Material for this task:
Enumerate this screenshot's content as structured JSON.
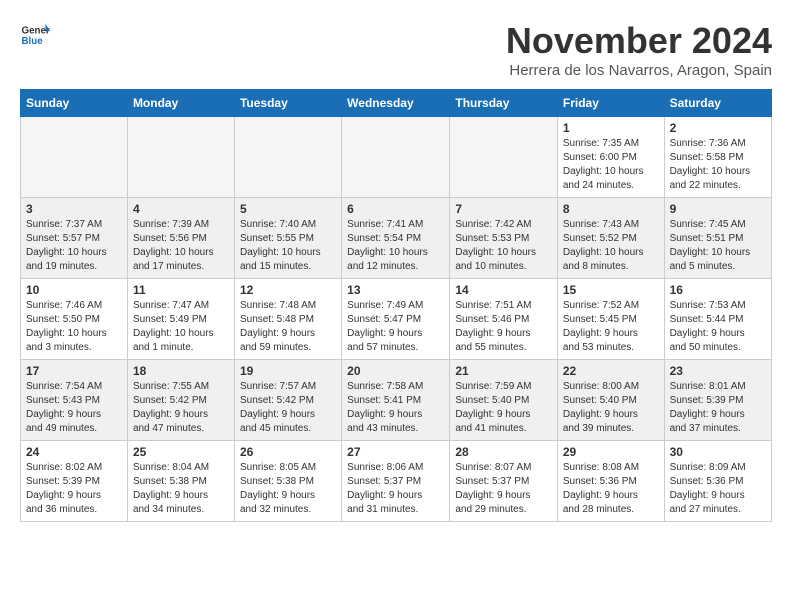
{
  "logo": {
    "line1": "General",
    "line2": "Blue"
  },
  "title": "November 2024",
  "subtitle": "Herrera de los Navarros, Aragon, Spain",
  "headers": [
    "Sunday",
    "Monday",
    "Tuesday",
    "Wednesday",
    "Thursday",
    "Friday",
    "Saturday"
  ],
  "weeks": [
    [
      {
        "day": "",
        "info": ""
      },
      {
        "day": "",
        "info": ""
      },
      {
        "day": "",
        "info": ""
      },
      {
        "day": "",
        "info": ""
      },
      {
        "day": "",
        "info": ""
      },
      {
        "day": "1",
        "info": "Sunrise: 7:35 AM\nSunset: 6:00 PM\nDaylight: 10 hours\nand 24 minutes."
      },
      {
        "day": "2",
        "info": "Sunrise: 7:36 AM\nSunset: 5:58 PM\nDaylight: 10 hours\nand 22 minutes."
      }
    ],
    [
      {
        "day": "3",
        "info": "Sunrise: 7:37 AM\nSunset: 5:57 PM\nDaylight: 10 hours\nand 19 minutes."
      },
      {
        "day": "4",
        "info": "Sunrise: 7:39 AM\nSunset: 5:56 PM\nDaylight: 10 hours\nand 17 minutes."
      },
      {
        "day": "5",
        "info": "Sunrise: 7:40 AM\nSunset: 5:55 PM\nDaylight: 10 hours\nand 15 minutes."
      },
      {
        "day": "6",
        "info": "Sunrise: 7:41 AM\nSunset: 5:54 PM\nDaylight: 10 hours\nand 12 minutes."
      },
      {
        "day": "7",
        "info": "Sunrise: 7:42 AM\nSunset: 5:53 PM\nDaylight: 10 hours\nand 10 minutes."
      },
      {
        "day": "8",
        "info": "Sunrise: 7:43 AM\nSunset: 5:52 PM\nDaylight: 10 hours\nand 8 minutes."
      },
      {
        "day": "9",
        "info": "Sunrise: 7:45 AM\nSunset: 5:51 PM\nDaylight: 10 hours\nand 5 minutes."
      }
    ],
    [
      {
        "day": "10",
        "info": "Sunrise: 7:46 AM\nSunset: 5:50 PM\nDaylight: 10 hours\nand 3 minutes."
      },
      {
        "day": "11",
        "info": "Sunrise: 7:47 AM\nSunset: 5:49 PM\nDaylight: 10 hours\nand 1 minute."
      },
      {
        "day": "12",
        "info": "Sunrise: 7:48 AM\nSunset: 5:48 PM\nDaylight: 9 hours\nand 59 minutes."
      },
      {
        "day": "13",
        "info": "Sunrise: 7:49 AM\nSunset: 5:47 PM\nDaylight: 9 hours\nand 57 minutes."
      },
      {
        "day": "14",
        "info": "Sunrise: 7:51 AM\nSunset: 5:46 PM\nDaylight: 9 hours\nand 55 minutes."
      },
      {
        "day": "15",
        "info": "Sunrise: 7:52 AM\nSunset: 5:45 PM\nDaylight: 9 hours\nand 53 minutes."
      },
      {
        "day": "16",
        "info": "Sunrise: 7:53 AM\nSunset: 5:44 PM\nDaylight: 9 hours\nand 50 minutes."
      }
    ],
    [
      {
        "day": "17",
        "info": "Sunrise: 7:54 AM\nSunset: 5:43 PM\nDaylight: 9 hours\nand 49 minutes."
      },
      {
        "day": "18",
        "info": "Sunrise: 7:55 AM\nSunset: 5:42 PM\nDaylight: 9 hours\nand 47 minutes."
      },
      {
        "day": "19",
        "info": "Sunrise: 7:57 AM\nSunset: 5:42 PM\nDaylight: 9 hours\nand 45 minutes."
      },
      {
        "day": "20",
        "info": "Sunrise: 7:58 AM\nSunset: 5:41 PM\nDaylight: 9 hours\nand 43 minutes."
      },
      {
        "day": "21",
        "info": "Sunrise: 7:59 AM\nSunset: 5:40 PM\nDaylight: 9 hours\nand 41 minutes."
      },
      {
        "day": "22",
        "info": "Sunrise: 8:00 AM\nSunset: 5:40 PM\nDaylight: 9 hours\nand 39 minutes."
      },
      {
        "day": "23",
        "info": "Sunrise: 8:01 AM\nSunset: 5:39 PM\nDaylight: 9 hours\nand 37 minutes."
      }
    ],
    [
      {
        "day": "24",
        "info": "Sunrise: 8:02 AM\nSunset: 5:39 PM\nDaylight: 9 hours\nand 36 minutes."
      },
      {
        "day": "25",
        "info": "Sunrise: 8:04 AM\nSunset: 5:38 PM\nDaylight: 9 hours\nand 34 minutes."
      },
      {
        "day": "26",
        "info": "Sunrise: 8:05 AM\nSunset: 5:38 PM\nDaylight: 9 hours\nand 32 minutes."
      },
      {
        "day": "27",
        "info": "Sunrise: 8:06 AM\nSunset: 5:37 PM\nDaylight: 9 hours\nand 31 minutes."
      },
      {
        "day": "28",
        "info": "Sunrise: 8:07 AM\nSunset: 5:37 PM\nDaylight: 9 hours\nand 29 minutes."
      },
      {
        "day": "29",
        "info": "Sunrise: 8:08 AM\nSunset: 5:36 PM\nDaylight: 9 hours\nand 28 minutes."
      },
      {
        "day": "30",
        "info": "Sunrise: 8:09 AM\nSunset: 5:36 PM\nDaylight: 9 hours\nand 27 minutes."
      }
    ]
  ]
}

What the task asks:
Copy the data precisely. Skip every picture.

Completed exercise:
Enumerate this screenshot's content as structured JSON.
{
  "logo": {
    "line1": "General",
    "line2": "Blue"
  },
  "title": "November 2024",
  "subtitle": "Herrera de los Navarros, Aragon, Spain",
  "headers": [
    "Sunday",
    "Monday",
    "Tuesday",
    "Wednesday",
    "Thursday",
    "Friday",
    "Saturday"
  ],
  "weeks": [
    [
      {
        "day": "",
        "info": ""
      },
      {
        "day": "",
        "info": ""
      },
      {
        "day": "",
        "info": ""
      },
      {
        "day": "",
        "info": ""
      },
      {
        "day": "",
        "info": ""
      },
      {
        "day": "1",
        "info": "Sunrise: 7:35 AM\nSunset: 6:00 PM\nDaylight: 10 hours\nand 24 minutes."
      },
      {
        "day": "2",
        "info": "Sunrise: 7:36 AM\nSunset: 5:58 PM\nDaylight: 10 hours\nand 22 minutes."
      }
    ],
    [
      {
        "day": "3",
        "info": "Sunrise: 7:37 AM\nSunset: 5:57 PM\nDaylight: 10 hours\nand 19 minutes."
      },
      {
        "day": "4",
        "info": "Sunrise: 7:39 AM\nSunset: 5:56 PM\nDaylight: 10 hours\nand 17 minutes."
      },
      {
        "day": "5",
        "info": "Sunrise: 7:40 AM\nSunset: 5:55 PM\nDaylight: 10 hours\nand 15 minutes."
      },
      {
        "day": "6",
        "info": "Sunrise: 7:41 AM\nSunset: 5:54 PM\nDaylight: 10 hours\nand 12 minutes."
      },
      {
        "day": "7",
        "info": "Sunrise: 7:42 AM\nSunset: 5:53 PM\nDaylight: 10 hours\nand 10 minutes."
      },
      {
        "day": "8",
        "info": "Sunrise: 7:43 AM\nSunset: 5:52 PM\nDaylight: 10 hours\nand 8 minutes."
      },
      {
        "day": "9",
        "info": "Sunrise: 7:45 AM\nSunset: 5:51 PM\nDaylight: 10 hours\nand 5 minutes."
      }
    ],
    [
      {
        "day": "10",
        "info": "Sunrise: 7:46 AM\nSunset: 5:50 PM\nDaylight: 10 hours\nand 3 minutes."
      },
      {
        "day": "11",
        "info": "Sunrise: 7:47 AM\nSunset: 5:49 PM\nDaylight: 10 hours\nand 1 minute."
      },
      {
        "day": "12",
        "info": "Sunrise: 7:48 AM\nSunset: 5:48 PM\nDaylight: 9 hours\nand 59 minutes."
      },
      {
        "day": "13",
        "info": "Sunrise: 7:49 AM\nSunset: 5:47 PM\nDaylight: 9 hours\nand 57 minutes."
      },
      {
        "day": "14",
        "info": "Sunrise: 7:51 AM\nSunset: 5:46 PM\nDaylight: 9 hours\nand 55 minutes."
      },
      {
        "day": "15",
        "info": "Sunrise: 7:52 AM\nSunset: 5:45 PM\nDaylight: 9 hours\nand 53 minutes."
      },
      {
        "day": "16",
        "info": "Sunrise: 7:53 AM\nSunset: 5:44 PM\nDaylight: 9 hours\nand 50 minutes."
      }
    ],
    [
      {
        "day": "17",
        "info": "Sunrise: 7:54 AM\nSunset: 5:43 PM\nDaylight: 9 hours\nand 49 minutes."
      },
      {
        "day": "18",
        "info": "Sunrise: 7:55 AM\nSunset: 5:42 PM\nDaylight: 9 hours\nand 47 minutes."
      },
      {
        "day": "19",
        "info": "Sunrise: 7:57 AM\nSunset: 5:42 PM\nDaylight: 9 hours\nand 45 minutes."
      },
      {
        "day": "20",
        "info": "Sunrise: 7:58 AM\nSunset: 5:41 PM\nDaylight: 9 hours\nand 43 minutes."
      },
      {
        "day": "21",
        "info": "Sunrise: 7:59 AM\nSunset: 5:40 PM\nDaylight: 9 hours\nand 41 minutes."
      },
      {
        "day": "22",
        "info": "Sunrise: 8:00 AM\nSunset: 5:40 PM\nDaylight: 9 hours\nand 39 minutes."
      },
      {
        "day": "23",
        "info": "Sunrise: 8:01 AM\nSunset: 5:39 PM\nDaylight: 9 hours\nand 37 minutes."
      }
    ],
    [
      {
        "day": "24",
        "info": "Sunrise: 8:02 AM\nSunset: 5:39 PM\nDaylight: 9 hours\nand 36 minutes."
      },
      {
        "day": "25",
        "info": "Sunrise: 8:04 AM\nSunset: 5:38 PM\nDaylight: 9 hours\nand 34 minutes."
      },
      {
        "day": "26",
        "info": "Sunrise: 8:05 AM\nSunset: 5:38 PM\nDaylight: 9 hours\nand 32 minutes."
      },
      {
        "day": "27",
        "info": "Sunrise: 8:06 AM\nSunset: 5:37 PM\nDaylight: 9 hours\nand 31 minutes."
      },
      {
        "day": "28",
        "info": "Sunrise: 8:07 AM\nSunset: 5:37 PM\nDaylight: 9 hours\nand 29 minutes."
      },
      {
        "day": "29",
        "info": "Sunrise: 8:08 AM\nSunset: 5:36 PM\nDaylight: 9 hours\nand 28 minutes."
      },
      {
        "day": "30",
        "info": "Sunrise: 8:09 AM\nSunset: 5:36 PM\nDaylight: 9 hours\nand 27 minutes."
      }
    ]
  ]
}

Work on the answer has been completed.